### TASK DESCRIPTION
Your reply should reproduce each record precisely as written.

Data about app and page elements:
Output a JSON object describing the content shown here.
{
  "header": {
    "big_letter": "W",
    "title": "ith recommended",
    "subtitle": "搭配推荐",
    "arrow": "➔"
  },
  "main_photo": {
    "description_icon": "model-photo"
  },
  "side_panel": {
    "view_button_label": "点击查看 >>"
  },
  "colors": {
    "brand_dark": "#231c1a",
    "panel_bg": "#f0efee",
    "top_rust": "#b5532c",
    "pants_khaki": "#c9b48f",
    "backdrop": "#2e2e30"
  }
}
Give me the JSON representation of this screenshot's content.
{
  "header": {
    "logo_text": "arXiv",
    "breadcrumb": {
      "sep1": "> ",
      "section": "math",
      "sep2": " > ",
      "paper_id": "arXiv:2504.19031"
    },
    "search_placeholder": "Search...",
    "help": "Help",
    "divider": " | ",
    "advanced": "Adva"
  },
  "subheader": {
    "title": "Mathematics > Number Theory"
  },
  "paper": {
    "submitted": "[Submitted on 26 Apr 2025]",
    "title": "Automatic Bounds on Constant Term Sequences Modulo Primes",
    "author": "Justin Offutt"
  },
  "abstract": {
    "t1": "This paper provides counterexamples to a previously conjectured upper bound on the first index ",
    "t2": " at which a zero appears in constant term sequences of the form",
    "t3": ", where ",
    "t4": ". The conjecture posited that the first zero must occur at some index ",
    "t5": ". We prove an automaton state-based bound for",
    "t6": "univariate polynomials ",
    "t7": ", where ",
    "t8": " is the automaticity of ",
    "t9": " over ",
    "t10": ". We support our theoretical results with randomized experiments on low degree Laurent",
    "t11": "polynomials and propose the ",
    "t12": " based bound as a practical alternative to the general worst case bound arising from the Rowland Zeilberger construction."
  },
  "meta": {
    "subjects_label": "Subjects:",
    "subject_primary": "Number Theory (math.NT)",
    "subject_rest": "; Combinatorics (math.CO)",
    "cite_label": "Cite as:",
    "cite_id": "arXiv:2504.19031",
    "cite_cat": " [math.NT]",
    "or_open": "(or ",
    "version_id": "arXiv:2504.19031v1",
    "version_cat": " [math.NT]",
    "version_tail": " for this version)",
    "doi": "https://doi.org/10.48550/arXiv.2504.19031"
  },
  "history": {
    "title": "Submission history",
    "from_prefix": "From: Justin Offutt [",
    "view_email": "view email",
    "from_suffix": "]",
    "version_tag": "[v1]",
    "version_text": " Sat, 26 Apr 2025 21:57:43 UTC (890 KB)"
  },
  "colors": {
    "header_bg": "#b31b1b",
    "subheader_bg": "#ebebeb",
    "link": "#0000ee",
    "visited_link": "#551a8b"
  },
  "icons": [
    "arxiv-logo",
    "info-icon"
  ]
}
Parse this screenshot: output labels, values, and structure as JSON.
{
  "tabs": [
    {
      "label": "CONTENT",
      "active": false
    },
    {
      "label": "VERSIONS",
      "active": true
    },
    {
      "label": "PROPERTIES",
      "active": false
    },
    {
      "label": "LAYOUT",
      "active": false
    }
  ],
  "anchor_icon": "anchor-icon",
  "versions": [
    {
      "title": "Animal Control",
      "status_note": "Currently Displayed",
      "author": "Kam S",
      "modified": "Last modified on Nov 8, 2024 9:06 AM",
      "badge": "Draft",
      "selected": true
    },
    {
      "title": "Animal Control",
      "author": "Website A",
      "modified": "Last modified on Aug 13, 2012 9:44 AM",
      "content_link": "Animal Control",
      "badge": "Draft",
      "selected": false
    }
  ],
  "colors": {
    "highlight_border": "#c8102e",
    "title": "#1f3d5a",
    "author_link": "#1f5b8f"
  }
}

### EXERCISE SOLUTION
Output a JSON object describing the content shown here.
{
  "header": {
    "big_letter": "W",
    "title": "ith recommended",
    "subtitle": "搭配推荐",
    "arrow": "➔"
  },
  "main_photo": {
    "description_icon": "model-photo"
  },
  "side_panel": {
    "view_button_label": "点击查看 >>"
  },
  "colors": {
    "brand_dark": "#231c1a",
    "panel_bg": "#f0efee",
    "top_rust": "#b5532c",
    "pants_khaki": "#c9b48f",
    "backdrop": "#2e2e30"
  }
}
Give me the JSON representation of this screenshot's content.
{
  "header": {
    "logo_text": "arXiv",
    "breadcrumb": {
      "sep1": "> ",
      "section": "math",
      "sep2": " > ",
      "paper_id": "arXiv:2504.19031"
    },
    "search_placeholder": "Search...",
    "help": "Help",
    "divider": " | ",
    "advanced": "Adva"
  },
  "subheader": {
    "title": "Mathematics > Number Theory"
  },
  "paper": {
    "submitted": "[Submitted on 26 Apr 2025]",
    "title": "Automatic Bounds on Constant Term Sequences Modulo Primes",
    "author": "Justin Offutt"
  },
  "abstract": {
    "t1": "This paper provides counterexamples to a previously conjectured upper bound on the first index ",
    "t2": " at which a zero appears in constant term sequences of the form",
    "t3": ", where ",
    "t4": ". The conjecture posited that the first zero must occur at some index ",
    "t5": ". We prove an automaton state-based bound for",
    "t6": "univariate polynomials ",
    "t7": ", where ",
    "t8": " is the automaticity of ",
    "t9": " over ",
    "t10": ". We support our theoretical results with randomized experiments on low degree Laurent",
    "t11": "polynomials and propose the ",
    "t12": " based bound as a practical alternative to the general worst case bound arising from the Rowland Zeilberger construction."
  },
  "meta": {
    "subjects_label": "Subjects:",
    "subject_primary": "Number Theory (math.NT)",
    "subject_rest": "; Combinatorics (math.CO)",
    "cite_label": "Cite as:",
    "cite_id": "arXiv:2504.19031",
    "cite_cat": " [math.NT]",
    "or_open": "(or ",
    "version_id": "arXiv:2504.19031v1",
    "version_cat": " [math.NT]",
    "version_tail": " for this version)",
    "doi": "https://doi.org/10.48550/arXiv.2504.19031"
  },
  "history": {
    "title": "Submission history",
    "from_prefix": "From: Justin Offutt [",
    "view_email": "view email",
    "from_suffix": "]",
    "version_tag": "[v1]",
    "version_text": " Sat, 26 Apr 2025 21:57:43 UTC (890 KB)"
  },
  "colors": {
    "header_bg": "#b31b1b",
    "subheader_bg": "#ebebeb",
    "link": "#0000ee",
    "visited_link": "#551a8b"
  },
  "icons": [
    "arxiv-logo",
    "info-icon"
  ]
}
Parse this screenshot: output labels, values, and structure as JSON.
{
  "tabs": [
    {
      "label": "CONTENT",
      "active": false
    },
    {
      "label": "VERSIONS",
      "active": true
    },
    {
      "label": "PROPERTIES",
      "active": false
    },
    {
      "label": "LAYOUT",
      "active": false
    }
  ],
  "anchor_icon": "anchor-icon",
  "versions": [
    {
      "title": "Animal Control",
      "status_note": "Currently Displayed",
      "author": "Kam S",
      "modified": "Last modified on Nov 8, 2024 9:06 AM",
      "badge": "Draft",
      "selected": true
    },
    {
      "title": "Animal Control",
      "author": "Website A",
      "modified": "Last modified on Aug 13, 2012 9:44 AM",
      "content_link": "Animal Control",
      "badge": "Draft",
      "selected": false
    }
  ],
  "colors": {
    "highlight_border": "#c8102e",
    "title": "#1f3d5a",
    "author_link": "#1f5b8f"
  }
}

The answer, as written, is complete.